All moral deeds can be traced back to selflessness, all immoral acts to egotism. Only in ordinary life, a true moral assessment is concealed by the fact that one can be immoral, filled with selfish motives, but still follow the conventional moral rules. However, these are not his own rules at all. He acts according to how he was taught to behave, or because he is ashamed of what others will think. His behaviour is determined in the same way a link is inserted into a chain.
But true morality is part of the human individuality, lives in him. Right actions result from the interest in the other person. Through interest, we acquire the ability to feel and experience what others feel and experience as if it happens to ourselves; the immoral in its origin manifest, where man closes himself off, where he does not feel what other people feel.
Good thinking means one can place oneself in the position of the other person; wrong thinking means there is an inability to transpose oneself in the situation of the other. This inability can become law, can develop into conventional rules. One can either be ashamed or not ashamed when following these rules. As a result, what is selfishness can be significantly hidden under the rules of convention. One cannot assess a person’s moral value by how he acts in a given situation; one has to look deeper into the human character, into human nature to be able to judge the actual moral value of a human being.
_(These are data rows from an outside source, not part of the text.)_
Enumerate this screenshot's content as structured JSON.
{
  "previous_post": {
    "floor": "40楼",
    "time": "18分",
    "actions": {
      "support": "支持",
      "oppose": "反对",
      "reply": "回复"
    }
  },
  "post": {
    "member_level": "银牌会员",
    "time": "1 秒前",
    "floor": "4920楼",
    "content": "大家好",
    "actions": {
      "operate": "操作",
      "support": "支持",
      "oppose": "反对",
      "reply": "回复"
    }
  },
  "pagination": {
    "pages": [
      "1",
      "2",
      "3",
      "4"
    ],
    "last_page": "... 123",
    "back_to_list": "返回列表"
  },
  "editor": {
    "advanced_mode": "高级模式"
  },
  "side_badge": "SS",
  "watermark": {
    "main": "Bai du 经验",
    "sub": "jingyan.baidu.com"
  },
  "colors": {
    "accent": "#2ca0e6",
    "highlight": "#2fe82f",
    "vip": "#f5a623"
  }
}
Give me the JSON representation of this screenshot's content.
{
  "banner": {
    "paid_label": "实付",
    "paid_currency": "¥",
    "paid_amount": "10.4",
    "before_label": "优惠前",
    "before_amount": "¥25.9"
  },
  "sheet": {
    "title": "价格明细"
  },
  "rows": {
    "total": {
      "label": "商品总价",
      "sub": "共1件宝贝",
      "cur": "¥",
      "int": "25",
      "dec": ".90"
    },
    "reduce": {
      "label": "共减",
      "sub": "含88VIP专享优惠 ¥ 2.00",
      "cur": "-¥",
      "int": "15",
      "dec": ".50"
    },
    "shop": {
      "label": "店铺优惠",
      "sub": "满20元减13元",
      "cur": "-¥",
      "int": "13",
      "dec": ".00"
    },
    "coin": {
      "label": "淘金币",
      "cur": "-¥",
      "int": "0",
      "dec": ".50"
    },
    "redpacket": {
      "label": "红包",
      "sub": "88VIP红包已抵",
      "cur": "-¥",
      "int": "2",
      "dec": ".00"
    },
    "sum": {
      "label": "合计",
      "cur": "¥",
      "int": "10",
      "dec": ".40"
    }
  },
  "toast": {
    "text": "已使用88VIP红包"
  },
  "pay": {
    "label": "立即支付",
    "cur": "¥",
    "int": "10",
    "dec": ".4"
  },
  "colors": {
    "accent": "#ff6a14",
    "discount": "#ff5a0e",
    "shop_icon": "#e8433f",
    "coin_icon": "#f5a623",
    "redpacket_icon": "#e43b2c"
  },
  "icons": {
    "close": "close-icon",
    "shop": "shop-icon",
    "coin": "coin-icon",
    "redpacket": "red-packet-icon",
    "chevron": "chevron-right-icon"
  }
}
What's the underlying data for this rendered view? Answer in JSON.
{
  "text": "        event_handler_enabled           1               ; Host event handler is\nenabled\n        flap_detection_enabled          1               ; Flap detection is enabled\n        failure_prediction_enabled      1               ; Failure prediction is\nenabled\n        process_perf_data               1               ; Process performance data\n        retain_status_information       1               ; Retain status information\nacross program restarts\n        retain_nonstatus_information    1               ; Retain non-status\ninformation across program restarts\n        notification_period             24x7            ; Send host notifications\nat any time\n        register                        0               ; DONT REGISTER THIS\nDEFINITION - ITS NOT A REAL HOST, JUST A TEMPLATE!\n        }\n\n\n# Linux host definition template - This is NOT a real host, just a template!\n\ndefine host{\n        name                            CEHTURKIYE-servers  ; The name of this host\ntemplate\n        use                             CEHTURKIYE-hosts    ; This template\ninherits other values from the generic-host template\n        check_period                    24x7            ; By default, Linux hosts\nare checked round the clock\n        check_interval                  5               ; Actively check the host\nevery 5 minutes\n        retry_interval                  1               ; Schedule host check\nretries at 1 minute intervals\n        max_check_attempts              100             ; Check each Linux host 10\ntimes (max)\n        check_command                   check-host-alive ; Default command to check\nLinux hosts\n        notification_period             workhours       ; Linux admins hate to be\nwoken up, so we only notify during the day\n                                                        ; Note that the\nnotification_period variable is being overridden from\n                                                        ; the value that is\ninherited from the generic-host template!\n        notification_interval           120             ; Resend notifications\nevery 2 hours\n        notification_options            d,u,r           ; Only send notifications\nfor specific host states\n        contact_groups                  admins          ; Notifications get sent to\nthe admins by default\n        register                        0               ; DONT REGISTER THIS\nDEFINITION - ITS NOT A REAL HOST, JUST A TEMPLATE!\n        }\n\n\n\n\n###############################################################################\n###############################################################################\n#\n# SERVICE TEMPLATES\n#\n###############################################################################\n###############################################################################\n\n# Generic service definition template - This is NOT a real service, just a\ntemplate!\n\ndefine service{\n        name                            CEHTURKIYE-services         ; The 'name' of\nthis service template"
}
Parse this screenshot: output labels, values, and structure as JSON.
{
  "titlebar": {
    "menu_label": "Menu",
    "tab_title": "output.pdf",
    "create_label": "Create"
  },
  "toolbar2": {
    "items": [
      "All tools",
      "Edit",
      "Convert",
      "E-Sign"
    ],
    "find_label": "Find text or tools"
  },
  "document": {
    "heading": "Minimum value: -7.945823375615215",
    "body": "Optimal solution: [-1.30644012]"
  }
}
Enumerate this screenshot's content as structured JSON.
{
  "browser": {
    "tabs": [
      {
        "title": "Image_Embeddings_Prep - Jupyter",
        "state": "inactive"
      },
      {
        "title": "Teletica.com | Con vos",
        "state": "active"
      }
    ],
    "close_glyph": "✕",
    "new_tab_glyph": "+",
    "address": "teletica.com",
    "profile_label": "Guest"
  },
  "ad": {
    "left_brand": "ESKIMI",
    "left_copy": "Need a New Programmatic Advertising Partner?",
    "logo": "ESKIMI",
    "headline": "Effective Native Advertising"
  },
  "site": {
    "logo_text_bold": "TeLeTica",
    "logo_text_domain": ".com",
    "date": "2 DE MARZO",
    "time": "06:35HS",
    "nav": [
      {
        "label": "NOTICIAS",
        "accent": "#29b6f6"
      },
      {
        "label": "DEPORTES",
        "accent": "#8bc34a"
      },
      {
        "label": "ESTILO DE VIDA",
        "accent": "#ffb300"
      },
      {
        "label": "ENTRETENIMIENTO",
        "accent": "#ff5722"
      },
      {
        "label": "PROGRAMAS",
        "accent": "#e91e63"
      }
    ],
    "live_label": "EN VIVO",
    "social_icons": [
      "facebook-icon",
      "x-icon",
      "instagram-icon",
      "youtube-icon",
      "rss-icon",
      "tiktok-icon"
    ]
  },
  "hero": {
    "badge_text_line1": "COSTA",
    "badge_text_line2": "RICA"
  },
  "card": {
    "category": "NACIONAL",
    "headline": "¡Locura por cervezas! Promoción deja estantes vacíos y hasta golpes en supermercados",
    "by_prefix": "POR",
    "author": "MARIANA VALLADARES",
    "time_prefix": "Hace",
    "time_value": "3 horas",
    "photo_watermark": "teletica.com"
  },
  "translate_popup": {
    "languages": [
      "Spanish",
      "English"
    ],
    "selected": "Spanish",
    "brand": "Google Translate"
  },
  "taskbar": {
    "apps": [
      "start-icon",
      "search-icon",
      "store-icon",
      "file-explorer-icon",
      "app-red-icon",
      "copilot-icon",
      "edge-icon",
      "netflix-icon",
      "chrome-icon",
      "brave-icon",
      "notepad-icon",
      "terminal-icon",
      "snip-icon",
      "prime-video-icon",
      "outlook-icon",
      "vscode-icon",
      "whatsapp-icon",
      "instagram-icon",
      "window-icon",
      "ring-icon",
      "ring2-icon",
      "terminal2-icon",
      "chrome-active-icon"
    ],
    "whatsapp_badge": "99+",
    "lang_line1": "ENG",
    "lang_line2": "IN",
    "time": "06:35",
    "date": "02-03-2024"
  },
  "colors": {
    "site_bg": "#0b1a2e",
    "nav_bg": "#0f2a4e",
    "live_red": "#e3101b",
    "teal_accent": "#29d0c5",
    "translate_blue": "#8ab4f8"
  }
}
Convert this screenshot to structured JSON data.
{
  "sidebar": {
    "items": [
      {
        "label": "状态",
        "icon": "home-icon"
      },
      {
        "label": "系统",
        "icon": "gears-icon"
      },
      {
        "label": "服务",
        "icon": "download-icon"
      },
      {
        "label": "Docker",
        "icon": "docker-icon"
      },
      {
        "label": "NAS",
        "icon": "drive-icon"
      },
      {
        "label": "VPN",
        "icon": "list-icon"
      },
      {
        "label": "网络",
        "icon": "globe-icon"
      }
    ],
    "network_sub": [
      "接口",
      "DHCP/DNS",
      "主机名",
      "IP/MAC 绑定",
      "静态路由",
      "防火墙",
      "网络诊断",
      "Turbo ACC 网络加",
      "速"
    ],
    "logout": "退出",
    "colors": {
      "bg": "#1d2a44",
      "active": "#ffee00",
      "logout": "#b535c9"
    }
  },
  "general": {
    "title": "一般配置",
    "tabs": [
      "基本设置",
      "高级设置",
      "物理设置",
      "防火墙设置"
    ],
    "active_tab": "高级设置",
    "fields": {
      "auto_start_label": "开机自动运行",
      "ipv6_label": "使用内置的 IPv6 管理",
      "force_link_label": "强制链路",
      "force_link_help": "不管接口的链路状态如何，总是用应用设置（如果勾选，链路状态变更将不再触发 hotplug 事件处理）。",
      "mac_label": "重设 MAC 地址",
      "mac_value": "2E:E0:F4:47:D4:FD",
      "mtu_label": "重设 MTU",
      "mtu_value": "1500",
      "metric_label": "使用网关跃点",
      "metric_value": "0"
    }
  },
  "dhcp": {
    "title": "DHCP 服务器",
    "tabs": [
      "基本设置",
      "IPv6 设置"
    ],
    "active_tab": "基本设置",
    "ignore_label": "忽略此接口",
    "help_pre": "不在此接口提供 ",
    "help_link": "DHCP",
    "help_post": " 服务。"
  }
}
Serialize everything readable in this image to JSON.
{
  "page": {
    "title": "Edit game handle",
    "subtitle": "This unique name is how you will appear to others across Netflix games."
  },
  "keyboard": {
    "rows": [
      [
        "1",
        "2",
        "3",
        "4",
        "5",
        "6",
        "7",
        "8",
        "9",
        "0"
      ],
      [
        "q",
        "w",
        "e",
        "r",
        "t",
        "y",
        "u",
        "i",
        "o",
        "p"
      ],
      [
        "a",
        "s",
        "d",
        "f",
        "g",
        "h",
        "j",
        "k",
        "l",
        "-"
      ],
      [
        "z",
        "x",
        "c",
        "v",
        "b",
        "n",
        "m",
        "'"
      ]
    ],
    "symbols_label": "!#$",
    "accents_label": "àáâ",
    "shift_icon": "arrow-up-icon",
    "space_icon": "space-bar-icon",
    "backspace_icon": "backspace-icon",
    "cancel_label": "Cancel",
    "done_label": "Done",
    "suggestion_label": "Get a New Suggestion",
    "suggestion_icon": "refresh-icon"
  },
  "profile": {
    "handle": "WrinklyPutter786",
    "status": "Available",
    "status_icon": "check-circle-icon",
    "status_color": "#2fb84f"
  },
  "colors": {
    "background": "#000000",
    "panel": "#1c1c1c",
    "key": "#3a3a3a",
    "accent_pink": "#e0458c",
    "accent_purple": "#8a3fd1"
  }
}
Source (German): Rudolf Steiner – GA 221 – Erdenwissen und Himmelserkenntnis – Dornach, February 17, 1923 (page 117-118)
Translated by Nesta Carsten-Krüger